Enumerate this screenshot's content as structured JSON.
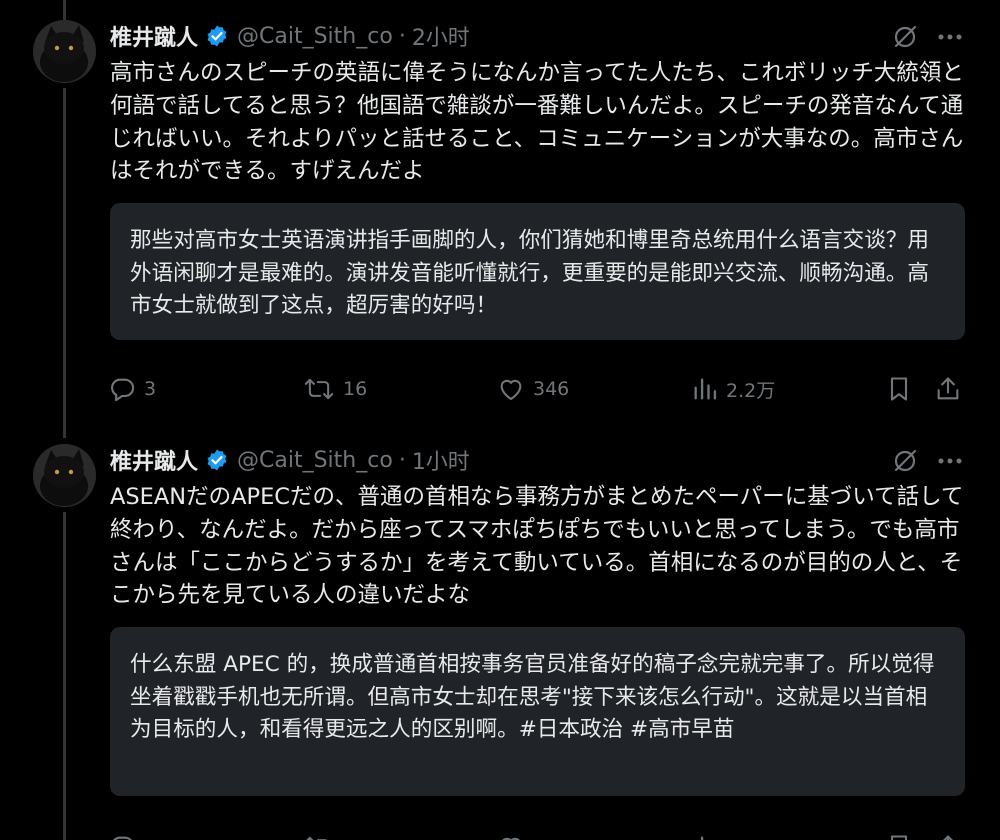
{
  "tweets": [
    {
      "author": "椎井蹴人",
      "handle": "@Cait_Sith_co",
      "separator": "·",
      "time": "2小时",
      "text": "高市さんのスピーチの英語に偉そうになんか言ってた人たち、これボリッチ大統領と何語で話してると思う？他国語で雑談が一番難しいんだよ。スピーチの発音なんて通じればいい。それよりパッと話せること、コミュニケーションが大事なの。高市さんはそれができる。すげえんだよ",
      "translation": "那些对高市女士英语演讲指手画脚的人，你们猜她和博里奇总统用什么语言交谈？用外语闲聊才是最难的。演讲发音能听懂就行，更重要的是能即兴交流、顺畅沟通。高市女士就做到了这点，超厉害的好吗！",
      "stats": {
        "replies": "3",
        "reposts": "16",
        "likes": "346",
        "views": "2.2万"
      }
    },
    {
      "author": "椎井蹴人",
      "handle": "@Cait_Sith_co",
      "separator": "·",
      "time": "1小时",
      "text": "ASEANだのAPECだの、普通の首相なら事務方がまとめたペーパーに基づいて話して終わり、なんだよ。だから座ってスマホぽちぽちでもいいと思ってしまう。でも高市さんは「ここからどうするか」を考えて動いている。首相になるのが目的の人と、そこから先を見ている人の違いだよな",
      "translation": "什么东盟 APEC 的，换成普通首相按事务官员准备好的稿子念完就完事了。所以觉得坐着戳戳手机也无所谓。但高市女士却在思考\"接下来该怎么行动\"。这就是以当首相为目标的人，和看得更远之人的区别啊。#日本政治 #高市早苗"
    }
  ],
  "colors": {
    "background": "#000000",
    "text": "#e7e9ea",
    "muted": "#71767b",
    "verified": "#1d9bf0",
    "translation_bg": "#202327",
    "thread_line": "#333639"
  },
  "icons": [
    "verified-badge-icon",
    "grok-icon",
    "more-icon",
    "reply-icon",
    "repost-icon",
    "like-icon",
    "views-icon",
    "bookmark-icon",
    "share-icon"
  ]
}
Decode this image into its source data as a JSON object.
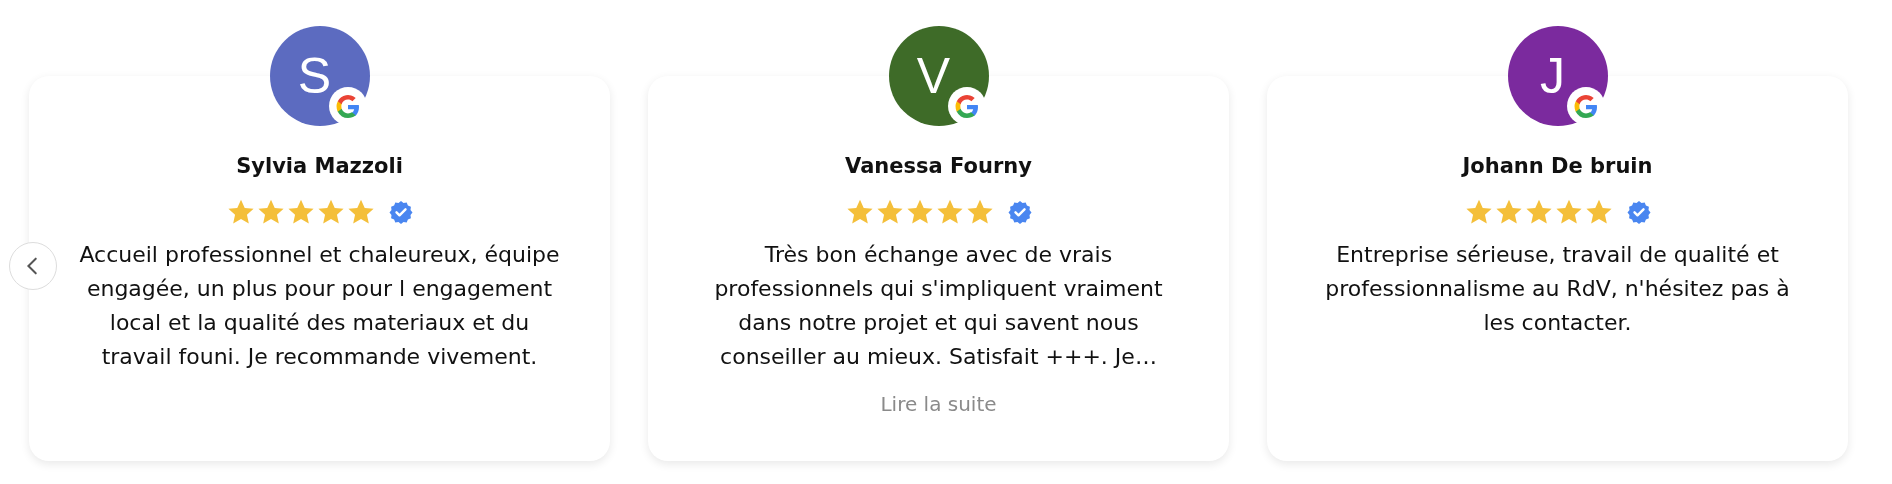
{
  "reviews": [
    {
      "initial": "S",
      "color": "#5c6bc0",
      "name": "Sylvia Mazzoli",
      "stars": 5,
      "verified": true,
      "text": "Accueil professionnel et chaleureux, équipe engagée, un plus pour pour l engagement local et la qualité des materiaux et du travail founi. Je recommande vivement."
    },
    {
      "initial": "V",
      "color": "#3e6b28",
      "name": "Vanessa Fourny",
      "stars": 5,
      "verified": true,
      "text": "Très bon échange avec de vrais professionnels qui s'impliquent vraiment dans notre projet et qui savent nous conseiller au mieux. Satisfait +++. Je…",
      "read_more": "Lire la suite"
    },
    {
      "initial": "J",
      "color": "#7b2a9e",
      "name": "Johann De bruin",
      "stars": 5,
      "verified": true,
      "text": "Entreprise sérieuse, travail de qualité et professionnalisme au RdV, n'hésitez pas à les contacter."
    }
  ]
}
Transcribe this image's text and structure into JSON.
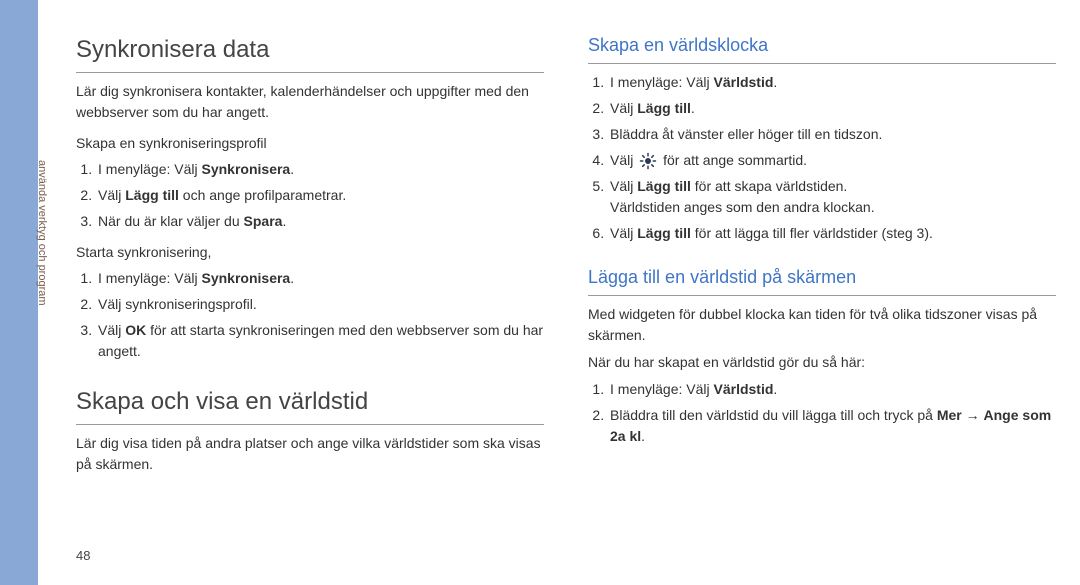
{
  "page_number": "48",
  "side_label": "använda verktyg och program",
  "col1": {
    "h1a": "Synkronisera data",
    "intro1": "Lär dig synkronisera kontakter, kalenderhändelser och uppgifter med den webbserver som du har angett.",
    "sub1": "Skapa en synkroniseringsprofil",
    "list1": {
      "i1a": "I menyläge: Välj ",
      "i1b": "Synkronisera",
      "i1c": ".",
      "i2a": "Välj ",
      "i2b": "Lägg till",
      "i2c": " och ange profilparametrar.",
      "i3a": "När du är klar väljer du ",
      "i3b": "Spara",
      "i3c": "."
    },
    "sub2": "Starta synkronisering,",
    "list2": {
      "i1a": "I menyläge: Välj ",
      "i1b": "Synkronisera",
      "i1c": ".",
      "i2": "Välj synkroniseringsprofil.",
      "i3a": "Välj ",
      "i3b": "OK",
      "i3c": " för att starta synkroniseringen med den webbserver som du har angett."
    },
    "h1b": "Skapa och visa en världstid",
    "intro2": "Lär dig visa tiden på andra platser och ange vilka världstider som ska visas på skärmen."
  },
  "col2": {
    "h2a": "Skapa en världsklocka",
    "list1": {
      "i1a": "I menyläge: Välj ",
      "i1b": "Världstid",
      "i1c": ".",
      "i2a": "Välj ",
      "i2b": "Lägg till",
      "i2c": ".",
      "i3": "Bläddra åt vänster eller höger till en tidszon.",
      "i4a": "Välj ",
      "i4b": " för att ange sommartid.",
      "i5a": "Välj ",
      "i5b": "Lägg till",
      "i5c": " för att skapa världstiden.",
      "i5d": "Världstiden anges som den andra klockan.",
      "i6a": "Välj ",
      "i6b": "Lägg till",
      "i6c": " för att lägga till fler världstider (steg 3)."
    },
    "h2b": "Lägga till en världstid på skärmen",
    "p1": "Med widgeten för dubbel klocka kan tiden för två olika tidszoner visas på skärmen.",
    "p2": "När du har skapat en världstid gör du så här:",
    "list2": {
      "i1a": "I menyläge: Välj ",
      "i1b": "Världstid",
      "i1c": ".",
      "i2a": "Bläddra till den världstid du vill lägga till och tryck på ",
      "i2b": "Mer",
      "i2c": " → ",
      "i2d": "Ange som 2a kl",
      "i2e": "."
    }
  }
}
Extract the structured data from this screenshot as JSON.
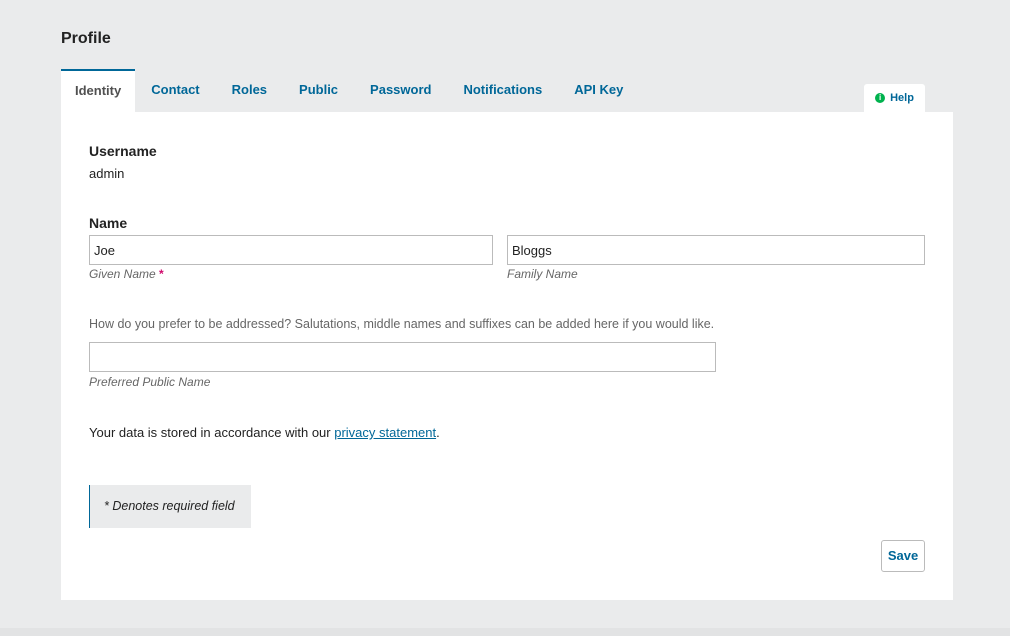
{
  "page": {
    "title": "Profile"
  },
  "tabs": [
    {
      "label": "Identity",
      "active": true
    },
    {
      "label": "Contact"
    },
    {
      "label": "Roles"
    },
    {
      "label": "Public"
    },
    {
      "label": "Password"
    },
    {
      "label": "Notifications"
    },
    {
      "label": "API Key"
    }
  ],
  "help": {
    "label": "Help",
    "icon": "info-icon"
  },
  "form": {
    "username_label": "Username",
    "username_value": "admin",
    "name_label": "Name",
    "given_name_value": "Joe",
    "given_name_label": "Given Name",
    "required_marker": "*",
    "family_name_value": "Bloggs",
    "family_name_label": "Family Name",
    "preferred_desc": "How do you prefer to be addressed? Salutations, middle names and suffixes can be added here if you would like.",
    "preferred_value": "",
    "preferred_label": "Preferred Public Name",
    "privacy_prefix": "Your data is stored in accordance with our ",
    "privacy_link": "privacy statement",
    "privacy_suffix": ".",
    "required_notice": "* Denotes required field",
    "save_label": "Save"
  },
  "colors": {
    "accent": "#006798",
    "required": "#d00a6c",
    "help_icon": "#00b24e",
    "background": "#eaebec"
  }
}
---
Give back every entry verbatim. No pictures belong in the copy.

**YOUR SOLUTION:**
Enumerate this screenshot's content as structured JSON.
{
  "tweets": [
    {
      "author": "椎井蹴人",
      "handle": "@Cait_Sith_co",
      "separator": "·",
      "time": "2小时",
      "text": "高市さんのスピーチの英語に偉そうになんか言ってた人たち、これボリッチ大統領と何語で話してると思う？他国語で雑談が一番難しいんだよ。スピーチの発音なんて通じればいい。それよりパッと話せること、コミュニケーションが大事なの。高市さんはそれができる。すげえんだよ",
      "translation": "那些对高市女士英语演讲指手画脚的人，你们猜她和博里奇总统用什么语言交谈？用外语闲聊才是最难的。演讲发音能听懂就行，更重要的是能即兴交流、顺畅沟通。高市女士就做到了这点，超厉害的好吗！",
      "stats": {
        "replies": "3",
        "reposts": "16",
        "likes": "346",
        "views": "2.2万"
      }
    },
    {
      "author": "椎井蹴人",
      "handle": "@Cait_Sith_co",
      "separator": "·",
      "time": "1小时",
      "text": "ASEANだのAPECだの、普通の首相なら事務方がまとめたペーパーに基づいて話して終わり、なんだよ。だから座ってスマホぽちぽちでもいいと思ってしまう。でも高市さんは「ここからどうするか」を考えて動いている。首相になるのが目的の人と、そこから先を見ている人の違いだよな",
      "translation": "什么东盟 APEC 的，换成普通首相按事务官员准备好的稿子念完就完事了。所以觉得坐着戳戳手机也无所谓。但高市女士却在思考\"接下来该怎么行动\"。这就是以当首相为目标的人，和看得更远之人的区别啊。#日本政治 #高市早苗"
    }
  ],
  "colors": {
    "background": "#000000",
    "text": "#e7e9ea",
    "muted": "#71767b",
    "verified": "#1d9bf0",
    "translation_bg": "#202327",
    "thread_line": "#333639"
  },
  "icons": [
    "verified-badge-icon",
    "grok-icon",
    "more-icon",
    "reply-icon",
    "repost-icon",
    "like-icon",
    "views-icon",
    "bookmark-icon",
    "share-icon"
  ]
}
Decode this image into its source data as a JSON object.
{
  "reviews": [
    {
      "initial": "S",
      "color": "#5c6bc0",
      "name": "Sylvia Mazzoli",
      "stars": 5,
      "verified": true,
      "text": "Accueil professionnel et chaleureux, équipe engagée, un plus pour pour l engagement local et la qualité des materiaux et du travail founi. Je recommande vivement."
    },
    {
      "initial": "V",
      "color": "#3e6b28",
      "name": "Vanessa Fourny",
      "stars": 5,
      "verified": true,
      "text": "Très bon échange avec de vrais professionnels qui s'impliquent vraiment dans notre projet et qui savent nous conseiller au mieux. Satisfait +++. Je…",
      "read_more": "Lire la suite"
    },
    {
      "initial": "J",
      "color": "#7b2a9e",
      "name": "Johann De bruin",
      "stars": 5,
      "verified": true,
      "text": "Entreprise sérieuse, travail de qualité et professionnalisme au RdV, n'hésitez pas à les contacter."
    }
  ]
}
Transcribe this image's text and structure into JSON.
{
  "page_number": "48",
  "side_label": "använda verktyg och program",
  "col1": {
    "h1a": "Synkronisera data",
    "intro1": "Lär dig synkronisera kontakter, kalenderhändelser och uppgifter med den webbserver som du har angett.",
    "sub1": "Skapa en synkroniseringsprofil",
    "list1": {
      "i1a": "I menyläge: Välj ",
      "i1b": "Synkronisera",
      "i1c": ".",
      "i2a": "Välj ",
      "i2b": "Lägg till",
      "i2c": " och ange profilparametrar.",
      "i3a": "När du är klar väljer du ",
      "i3b": "Spara",
      "i3c": "."
    },
    "sub2": "Starta synkronisering,",
    "list2": {
      "i1a": "I menyläge: Välj ",
      "i1b": "Synkronisera",
      "i1c": ".",
      "i2": "Välj synkroniseringsprofil.",
      "i3a": "Välj ",
      "i3b": "OK",
      "i3c": " för att starta synkroniseringen med den webbserver som du har angett."
    },
    "h1b": "Skapa och visa en världstid",
    "intro2": "Lär dig visa tiden på andra platser och ange vilka världstider som ska visas på skärmen."
  },
  "col2": {
    "h2a": "Skapa en världsklocka",
    "list1": {
      "i1a": "I menyläge: Välj ",
      "i1b": "Världstid",
      "i1c": ".",
      "i2a": "Välj ",
      "i2b": "Lägg till",
      "i2c": ".",
      "i3": "Bläddra åt vänster eller höger till en tidszon.",
      "i4a": "Välj ",
      "i4b": " för att ange sommartid.",
      "i5a": "Välj ",
      "i5b": "Lägg till",
      "i5c": " för att skapa världstiden.",
      "i5d": "Världstiden anges som den andra klockan.",
      "i6a": "Välj ",
      "i6b": "Lägg till",
      "i6c": " för att lägga till fler världstider (steg 3)."
    },
    "h2b": "Lägga till en världstid på skärmen",
    "p1": "Med widgeten för dubbel klocka kan tiden för två olika tidszoner visas på skärmen.",
    "p2": "När du har skapat en världstid gör du så här:",
    "list2": {
      "i1a": "I menyläge: Välj ",
      "i1b": "Världstid",
      "i1c": ".",
      "i2a": "Bläddra till den världstid du vill lägga till och tryck på ",
      "i2b": "Mer",
      "i2c": " → ",
      "i2d": "Ange som 2a kl",
      "i2e": "."
    }
  }
}
Extract the structured data from this screenshot as JSON.
{
  "page": {
    "title": "Profile"
  },
  "tabs": [
    {
      "label": "Identity",
      "active": true
    },
    {
      "label": "Contact"
    },
    {
      "label": "Roles"
    },
    {
      "label": "Public"
    },
    {
      "label": "Password"
    },
    {
      "label": "Notifications"
    },
    {
      "label": "API Key"
    }
  ],
  "help": {
    "label": "Help",
    "icon": "info-icon"
  },
  "form": {
    "username_label": "Username",
    "username_value": "admin",
    "name_label": "Name",
    "given_name_value": "Joe",
    "given_name_label": "Given Name",
    "required_marker": "*",
    "family_name_value": "Bloggs",
    "family_name_label": "Family Name",
    "preferred_desc": "How do you prefer to be addressed? Salutations, middle names and suffixes can be added here if you would like.",
    "preferred_value": "",
    "preferred_label": "Preferred Public Name",
    "privacy_prefix": "Your data is stored in accordance with our ",
    "privacy_link": "privacy statement",
    "privacy_suffix": ".",
    "required_notice": "* Denotes required field",
    "save_label": "Save"
  },
  "colors": {
    "accent": "#006798",
    "required": "#d00a6c",
    "help_icon": "#00b24e",
    "background": "#eaebec"
  }
}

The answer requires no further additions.